MD5 (14a6e24977ff6e7e8a8661aadfa1a1f3/obj-50-gen-0-dup-15082-b1f31dc205e46ae6fbdb5ee10c1ce7a6.flash) = b1f31dc205e46ae6fbdb5ee10c1ce7a6

The compressed Flash file with MD5 254b68d890b500bbe54902f5bf24cf32 was previously submitted to Virustotal:

SHA256: f9202a5cd9007c62a212a33809815fddd498c78f8ea667415a9cacbc7aed313c
File name: s.txt
Detection ratio: 12 / 42
Analysis date: 2012-08-21 09:22:42 UTC ( 6 months ago )

Now that the PDF is decrypted, we can keep working through it. Object 64 is a whopping 315K, that one we'll run through Cryptam since in seems to be an encrypted exe:

$ php cryptam.php 14a6e24977ff6e7e8a8661aadfa1a1f3/obj-64-gen-0-dup-37244-9a21e72e04a011b2a6b50b31b7978bfd.stream summary has_exe key
summary=94: string.This program cannot be run in DOS mode
27750: string.GetCommandLineA
27936: string.GetProcAddress
28544: string.EnterCriticalSection
27690: string.CloseHandle
27676: string.CreateFileA
27734: string.KERNEL32
20995: string.ExitProcess

There we can see a one byte XOR=0x12 exe is encoded in Object 64. The MZ header is incomplete, so the exe is not automatically extracted. We run the Cryptam multi tool to do this:

php cryptam_multi.php 14a6e24977ff6e7e8a8661aadfa1a1f3/obj-64-gen-0-dup-37244-9a21e72e04a011b2a6b50b31b7978bfd.stream -xor 12

A quick strings shows a few interesting things:
AVG Firewall Asks for Confirmation

And a google search leads to the Contagio blog:
and the same domain as @9bplus found - itsec[.]eicp[.]net.
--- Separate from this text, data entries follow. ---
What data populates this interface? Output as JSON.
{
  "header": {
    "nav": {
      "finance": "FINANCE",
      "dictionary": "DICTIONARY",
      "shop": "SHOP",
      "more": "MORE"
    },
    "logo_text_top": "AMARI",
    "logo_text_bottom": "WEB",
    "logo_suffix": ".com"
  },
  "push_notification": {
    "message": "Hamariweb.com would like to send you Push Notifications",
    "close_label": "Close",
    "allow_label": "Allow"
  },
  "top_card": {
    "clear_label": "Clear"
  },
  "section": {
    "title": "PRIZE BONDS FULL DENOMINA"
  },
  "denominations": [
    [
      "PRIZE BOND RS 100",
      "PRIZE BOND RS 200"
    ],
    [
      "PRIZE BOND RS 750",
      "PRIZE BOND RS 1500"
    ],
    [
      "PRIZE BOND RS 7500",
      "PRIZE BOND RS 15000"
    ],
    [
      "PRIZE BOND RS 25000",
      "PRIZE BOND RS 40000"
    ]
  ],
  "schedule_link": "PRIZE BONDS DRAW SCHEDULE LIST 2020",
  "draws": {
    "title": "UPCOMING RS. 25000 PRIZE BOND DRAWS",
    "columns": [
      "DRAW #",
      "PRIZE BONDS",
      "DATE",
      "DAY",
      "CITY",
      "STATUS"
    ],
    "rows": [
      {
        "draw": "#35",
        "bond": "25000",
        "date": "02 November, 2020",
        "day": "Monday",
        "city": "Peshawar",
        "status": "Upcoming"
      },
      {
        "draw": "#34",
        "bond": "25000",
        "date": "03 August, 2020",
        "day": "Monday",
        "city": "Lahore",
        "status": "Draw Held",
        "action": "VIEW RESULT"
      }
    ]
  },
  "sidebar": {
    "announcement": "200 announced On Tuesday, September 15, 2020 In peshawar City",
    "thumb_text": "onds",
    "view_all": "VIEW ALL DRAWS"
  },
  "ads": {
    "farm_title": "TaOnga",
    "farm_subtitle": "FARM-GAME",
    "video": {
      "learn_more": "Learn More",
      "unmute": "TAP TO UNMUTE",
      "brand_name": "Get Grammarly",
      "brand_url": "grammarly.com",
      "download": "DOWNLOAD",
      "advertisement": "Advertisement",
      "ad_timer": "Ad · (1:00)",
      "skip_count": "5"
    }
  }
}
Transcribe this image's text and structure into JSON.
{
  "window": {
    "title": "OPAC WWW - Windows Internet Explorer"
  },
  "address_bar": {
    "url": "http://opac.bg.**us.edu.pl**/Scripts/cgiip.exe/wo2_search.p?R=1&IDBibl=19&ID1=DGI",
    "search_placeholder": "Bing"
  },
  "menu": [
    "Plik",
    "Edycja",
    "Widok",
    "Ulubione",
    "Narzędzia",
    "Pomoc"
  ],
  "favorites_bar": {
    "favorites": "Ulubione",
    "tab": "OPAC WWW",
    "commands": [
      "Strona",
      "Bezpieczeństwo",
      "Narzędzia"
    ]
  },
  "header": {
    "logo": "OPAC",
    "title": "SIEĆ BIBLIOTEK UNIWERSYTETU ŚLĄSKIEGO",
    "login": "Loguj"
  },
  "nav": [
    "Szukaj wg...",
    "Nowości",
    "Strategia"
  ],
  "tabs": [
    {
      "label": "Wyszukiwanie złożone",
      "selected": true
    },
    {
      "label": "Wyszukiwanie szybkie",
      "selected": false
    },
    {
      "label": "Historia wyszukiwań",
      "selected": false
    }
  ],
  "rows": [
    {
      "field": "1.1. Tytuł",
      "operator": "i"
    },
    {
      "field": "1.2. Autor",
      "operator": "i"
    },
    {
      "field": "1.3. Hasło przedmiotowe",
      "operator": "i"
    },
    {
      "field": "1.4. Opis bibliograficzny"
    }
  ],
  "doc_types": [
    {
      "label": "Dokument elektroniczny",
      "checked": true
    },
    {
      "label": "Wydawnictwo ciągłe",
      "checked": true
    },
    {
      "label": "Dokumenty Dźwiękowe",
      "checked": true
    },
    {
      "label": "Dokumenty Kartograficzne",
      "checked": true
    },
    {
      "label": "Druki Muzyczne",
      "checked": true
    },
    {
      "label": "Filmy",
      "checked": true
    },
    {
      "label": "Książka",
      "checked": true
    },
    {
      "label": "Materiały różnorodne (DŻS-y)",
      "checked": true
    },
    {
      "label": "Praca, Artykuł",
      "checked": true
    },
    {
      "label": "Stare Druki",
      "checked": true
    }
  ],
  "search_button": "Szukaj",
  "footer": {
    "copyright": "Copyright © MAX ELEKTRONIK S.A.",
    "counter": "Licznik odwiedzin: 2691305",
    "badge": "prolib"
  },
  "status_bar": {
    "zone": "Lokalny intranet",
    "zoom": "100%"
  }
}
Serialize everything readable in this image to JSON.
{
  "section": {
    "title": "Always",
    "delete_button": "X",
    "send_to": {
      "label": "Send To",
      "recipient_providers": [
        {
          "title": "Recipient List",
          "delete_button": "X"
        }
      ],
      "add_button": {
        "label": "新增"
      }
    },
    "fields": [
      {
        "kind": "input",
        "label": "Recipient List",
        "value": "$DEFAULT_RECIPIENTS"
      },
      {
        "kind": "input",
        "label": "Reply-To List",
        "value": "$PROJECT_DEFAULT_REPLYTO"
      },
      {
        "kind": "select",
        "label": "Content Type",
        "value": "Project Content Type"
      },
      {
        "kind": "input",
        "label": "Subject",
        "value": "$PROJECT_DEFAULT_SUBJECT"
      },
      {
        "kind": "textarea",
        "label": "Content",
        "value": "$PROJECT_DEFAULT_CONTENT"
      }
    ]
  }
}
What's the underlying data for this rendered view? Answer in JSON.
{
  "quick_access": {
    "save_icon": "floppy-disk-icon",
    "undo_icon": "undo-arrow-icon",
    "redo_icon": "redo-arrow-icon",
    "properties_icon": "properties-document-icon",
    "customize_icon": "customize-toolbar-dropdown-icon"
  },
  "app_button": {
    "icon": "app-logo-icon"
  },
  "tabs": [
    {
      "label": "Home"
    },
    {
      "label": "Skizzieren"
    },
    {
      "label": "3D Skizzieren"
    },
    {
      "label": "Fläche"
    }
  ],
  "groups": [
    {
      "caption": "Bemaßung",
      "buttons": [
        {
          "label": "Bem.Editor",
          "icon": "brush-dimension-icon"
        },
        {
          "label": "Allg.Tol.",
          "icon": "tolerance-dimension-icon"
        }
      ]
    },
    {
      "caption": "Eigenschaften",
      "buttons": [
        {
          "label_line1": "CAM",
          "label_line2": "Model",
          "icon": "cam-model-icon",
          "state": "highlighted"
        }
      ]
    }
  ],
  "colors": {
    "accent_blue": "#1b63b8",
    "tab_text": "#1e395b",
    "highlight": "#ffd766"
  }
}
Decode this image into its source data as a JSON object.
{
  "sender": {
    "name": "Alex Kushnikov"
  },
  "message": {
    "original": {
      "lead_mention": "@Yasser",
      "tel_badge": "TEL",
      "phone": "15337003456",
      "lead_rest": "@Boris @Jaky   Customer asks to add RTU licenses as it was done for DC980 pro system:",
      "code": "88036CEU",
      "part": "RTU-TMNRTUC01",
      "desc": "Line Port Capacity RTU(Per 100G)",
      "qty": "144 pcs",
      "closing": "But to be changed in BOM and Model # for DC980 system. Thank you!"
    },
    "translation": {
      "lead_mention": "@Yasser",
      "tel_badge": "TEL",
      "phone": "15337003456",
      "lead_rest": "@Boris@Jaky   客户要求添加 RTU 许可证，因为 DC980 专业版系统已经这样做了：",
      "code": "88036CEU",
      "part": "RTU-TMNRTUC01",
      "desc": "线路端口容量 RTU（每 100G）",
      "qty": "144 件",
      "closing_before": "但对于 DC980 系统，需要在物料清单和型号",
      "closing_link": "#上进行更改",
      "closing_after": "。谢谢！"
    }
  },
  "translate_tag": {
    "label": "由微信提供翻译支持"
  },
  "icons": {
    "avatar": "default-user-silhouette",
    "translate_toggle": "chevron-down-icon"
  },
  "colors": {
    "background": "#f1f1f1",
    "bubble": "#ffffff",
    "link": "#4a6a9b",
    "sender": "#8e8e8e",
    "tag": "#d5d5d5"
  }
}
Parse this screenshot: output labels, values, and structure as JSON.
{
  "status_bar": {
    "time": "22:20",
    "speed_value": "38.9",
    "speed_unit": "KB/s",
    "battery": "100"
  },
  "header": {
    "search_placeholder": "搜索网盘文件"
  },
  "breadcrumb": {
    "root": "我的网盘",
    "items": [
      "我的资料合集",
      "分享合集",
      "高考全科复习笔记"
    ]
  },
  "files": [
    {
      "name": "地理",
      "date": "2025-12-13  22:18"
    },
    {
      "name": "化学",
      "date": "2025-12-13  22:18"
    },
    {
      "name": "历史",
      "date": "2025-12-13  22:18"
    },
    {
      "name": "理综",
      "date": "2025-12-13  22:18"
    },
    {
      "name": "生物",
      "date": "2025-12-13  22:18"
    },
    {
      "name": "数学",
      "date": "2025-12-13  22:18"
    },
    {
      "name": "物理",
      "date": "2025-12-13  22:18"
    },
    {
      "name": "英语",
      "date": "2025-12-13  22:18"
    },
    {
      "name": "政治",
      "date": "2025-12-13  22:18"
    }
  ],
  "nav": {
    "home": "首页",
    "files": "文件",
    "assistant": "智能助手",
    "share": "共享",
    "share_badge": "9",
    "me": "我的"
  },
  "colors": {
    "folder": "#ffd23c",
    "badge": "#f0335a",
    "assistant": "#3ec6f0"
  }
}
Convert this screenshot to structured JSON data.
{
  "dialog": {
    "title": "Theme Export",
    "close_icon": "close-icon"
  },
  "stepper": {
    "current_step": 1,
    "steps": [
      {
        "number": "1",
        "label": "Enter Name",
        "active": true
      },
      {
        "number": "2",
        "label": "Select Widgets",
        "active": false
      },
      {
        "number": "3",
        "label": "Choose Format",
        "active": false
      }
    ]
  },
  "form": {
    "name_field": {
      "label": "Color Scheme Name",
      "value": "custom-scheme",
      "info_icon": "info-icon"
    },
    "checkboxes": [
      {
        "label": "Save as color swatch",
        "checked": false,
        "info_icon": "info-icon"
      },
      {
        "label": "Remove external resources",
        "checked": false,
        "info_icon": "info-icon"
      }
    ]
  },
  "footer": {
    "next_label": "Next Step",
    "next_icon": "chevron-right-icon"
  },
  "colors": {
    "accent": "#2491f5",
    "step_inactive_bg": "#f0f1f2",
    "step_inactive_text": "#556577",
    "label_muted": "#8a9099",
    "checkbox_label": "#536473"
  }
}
These attackers previously targeted MacOS and PCs with themes related to Tibet independance.

That's all for now. 

Wednesday, February 13, 2013

New PDF Zero Day

We are currently investigating a new Adobe Zero Day which does bypass the Sandbox protections of Reader 11.0.1 as reported by FireEye. We anticipate a patch to be released very quickly.

We recommend avoiding opening any PDF received by email or from a website until Adobe releases more information.

PDFExaminer does detect the zero day PDF as suspicious due to the use of JavaScript obfuscation techniques used such as eval.